Class Dojo is a behavior management system that tracks behavior, motivates students, and instantly connects with parents. It’s very simple, but very effective. I feel compelled to share my experience with Class Dojo with all teachers now, as it has changed my life as a teacher in the few weeks since I came across it while perusing the iTunes app store.
My second grade students have completed the third step in their composition process–translating their rhythms and pitches into standard music notation. They began by writing 16 beat rhythm compositions, using quarter notes, pairs of eighth notes, and quarter rests. Then they added solfege pitches of a pentatoic scale (do, re, mi, so, la) to their rhythms. Now, they’ve used their solfege pitches to place their rhythms on a staff.
I love introducing my students to music from different parts of the world. As kids, they don’t have the years and years of experience in one musical tradition to make music from other traditions sound “weird” or “unnatural” as is sometimes the first reaction that adults feel. Last year, our spring concert theme was “Music Around the World,” and each grade focused on a different continent, singing at least one song in a foreign language. I think it was easier for them to learn the songs than it was for me!
This year, I’ll have a different theme for the spring concert, but I still want to expose my students to different musical cultures, especially when our school does have several students who are not from the mainstream culture of that area. So we’re going on musical “field trips”! Over the last couple of weeks, first graders went to New Zealand!
My second graders have continued their work on their four measure compositions. Since composing the rhythm of their pieces (see Second Grade Compositions: Step 1 for more details on that), they have been learning about pitch by studying the solfege scale. They’ve become quite proficient in labeling the solfege syllables of a song written in standard music notation, and then being able to sing the tune accurately without hearing it first. I was considerably older than second grade before I could do that! This new knowledge was applied to their compositions last week.
It seems that all Minnesotans are celebrating the Grammy win of the local kids’ bluegrass duo, the Okee Dokee Brothers, but none more than my students. Ever since the Okee Dokee Brothers visited my school last spring and performed a concert, my students have been obsessed with their music.
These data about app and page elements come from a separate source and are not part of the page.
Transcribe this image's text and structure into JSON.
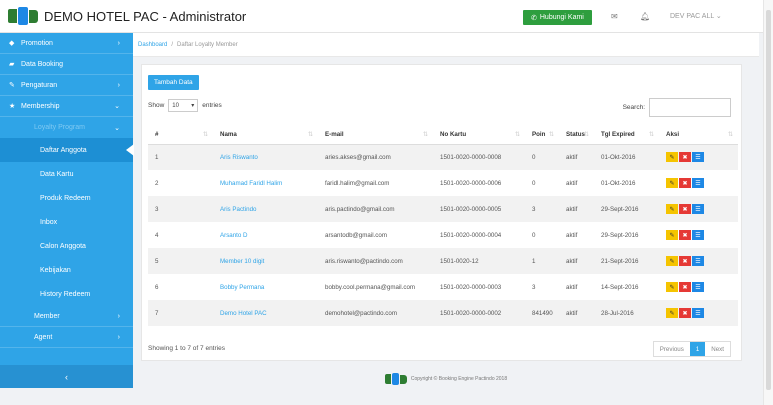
{
  "header": {
    "title": "DEMO HOTEL PAC - Administrator",
    "contact_button": "Hubungi Kami",
    "user": "DEV PAC ALL"
  },
  "sidebar": {
    "items": [
      {
        "label": "Promotion",
        "icon": "tag-icon",
        "has_arrow": true
      },
      {
        "label": "Data Booking",
        "icon": "book-icon",
        "has_arrow": false
      },
      {
        "label": "Pengaturan",
        "icon": "wrench-icon",
        "has_arrow": true
      },
      {
        "label": "Membership",
        "icon": "star-icon",
        "has_arrow": true
      }
    ],
    "loyalty": "Loyalty Program",
    "subitems": [
      "Daftar Anggota",
      "Data Kartu",
      "Produk Redeem",
      "Inbox",
      "Calon Anggota",
      "Kebijakan",
      "History Redeem"
    ],
    "bottom_items": [
      "Member",
      "Agent"
    ]
  },
  "breadcrumb": {
    "home": "Dashboard",
    "current": "Daftar Loyalty Member"
  },
  "panel": {
    "add_button": "Tambah Data",
    "show_label": "Show",
    "entries_value": "10",
    "entries_label": "entries",
    "search_label": "Search:",
    "columns": [
      "#",
      "Nama",
      "E-mail",
      "No Kartu",
      "Poin",
      "Status",
      "Tgl Expired",
      "Aksi"
    ],
    "rows": [
      {
        "no": "1",
        "nama": "Aris Riswanto",
        "email": "aries.akses@gmail.com",
        "kartu": "1501-0020-0000-0008",
        "poin": "0",
        "status": "aktif",
        "expired": "01-Okt-2016"
      },
      {
        "no": "2",
        "nama": "Muhamad Faridl Halim",
        "email": "faridl.halim@gmail.com",
        "kartu": "1501-0020-0000-0006",
        "poin": "0",
        "status": "aktif",
        "expired": "01-Okt-2016"
      },
      {
        "no": "3",
        "nama": "Aris Pactindo",
        "email": "aris.pactindo@gmail.com",
        "kartu": "1501-0020-0000-0005",
        "poin": "3",
        "status": "aktif",
        "expired": "29-Sept-2016"
      },
      {
        "no": "4",
        "nama": "Arsanto D",
        "email": "arsantodb@gmail.com",
        "kartu": "1501-0020-0000-0004",
        "poin": "0",
        "status": "aktif",
        "expired": "29-Sept-2016"
      },
      {
        "no": "5",
        "nama": "Member 10 digit",
        "email": "aris.riswanto@pactindo.com",
        "kartu": "1501-0020-12",
        "poin": "1",
        "status": "aktif",
        "expired": "21-Sept-2016"
      },
      {
        "no": "6",
        "nama": "Bobby Permana",
        "email": "bobby.cool.permana@gmail.com",
        "kartu": "1501-0020-0000-0003",
        "poin": "3",
        "status": "aktif",
        "expired": "14-Sept-2016"
      },
      {
        "no": "7",
        "nama": "Demo Hotel PAC",
        "email": "demohotel@pactindo.com",
        "kartu": "1501-0020-0000-0002",
        "poin": "841490",
        "status": "aktif",
        "expired": "28-Jul-2016"
      }
    ],
    "info": "Showing 1 to 7 of 7 entries",
    "pager": {
      "previous": "Previous",
      "current": "1",
      "next": "Next"
    }
  },
  "footer": {
    "text": "Copyright © Booking Engine Pactindo 2018"
  },
  "colors": {
    "accent": "#2fa4e7",
    "success": "#2e9e3e",
    "edit": "#f5c400",
    "delete": "#e53935"
  }
}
They beg to listen to “Bluegrass for Breakfast” every day. They regularly ask me when the band is coming back to the school. Any time they hear a banjo, someone will comment that it’s the instrument that Justin plays. So in honor of their victory, we held our own version of the Grammys in my classes. Continue reading
“We both taught each other. And that’s how it should be.”
During a kindergarten lesson on the common melody of “Twinkle, Twinkle Little Star” and “The Alphabet Song,” one girl offered to teach her class the actions for “Twinkle, Twinkle” when she discovered, much to her shock, that I did not know them. She stood in front of the class and everyone followed her lead as we sang.
As she was lining up to leave music class, she pointed out to me that if it weren’t for her being in my class, I wouldn’t know the actions to that song. In fact, she had taught me–her teacher–something! I felt like I was observing someone having an epiphany (not an uncommon observance in a kindergarten classroom), as she pondered this, and then stated very decisively, “We both taught each other. And that’s how it should be.” Continue reading
I was recently interviewed on the podcast Composer Quest about teaching composition to my students, my perspective on composition as a performer, and my ethnomusicology research. You can listen to it at the link below.
Please check out Charlie’s other great Composer Quest episodes, and leave him a review on iTunes!
I got an email from my cousin today, who has a son in fifth grade who is trying to decide which instrument to play in school. His favorite, and one that he received a high score on when he tried out all of the instruments that he was interested in at school, is the violin. Unfortunately, he has to choose between orchestra and band. Because his friends are going for band instruments, he is considering saxophone instead.
As school music budgets are being cut, instrumental programs are starting later, which makes the instrument decision come at a difficult time in a child’s life. My cousin’s son is a very sensible and cool kid, and it’s sad to think that he is even considering giving up the opportunity to play an instrument that he really likes and feels drawn to out of fear of being made fun of or not fitting in with his friends.
My second graders are composers! They’ve just completed the first step in a process that will result in each student having created an original piece of music, written in standard music notation. So far, they’ve exceeded my expectations (as they often do), and they seem to really enjoy the work.
I officially committed to being a teacher this weekend as I began my first trimester of a licensure program at Augsburg College. Never one to do things in a timely manner, I was accepted only three days before the registration deadline and the nice people in the education department helped me to do everything that needed to be done to enroll while I was a hundred miles from campus. Continue reading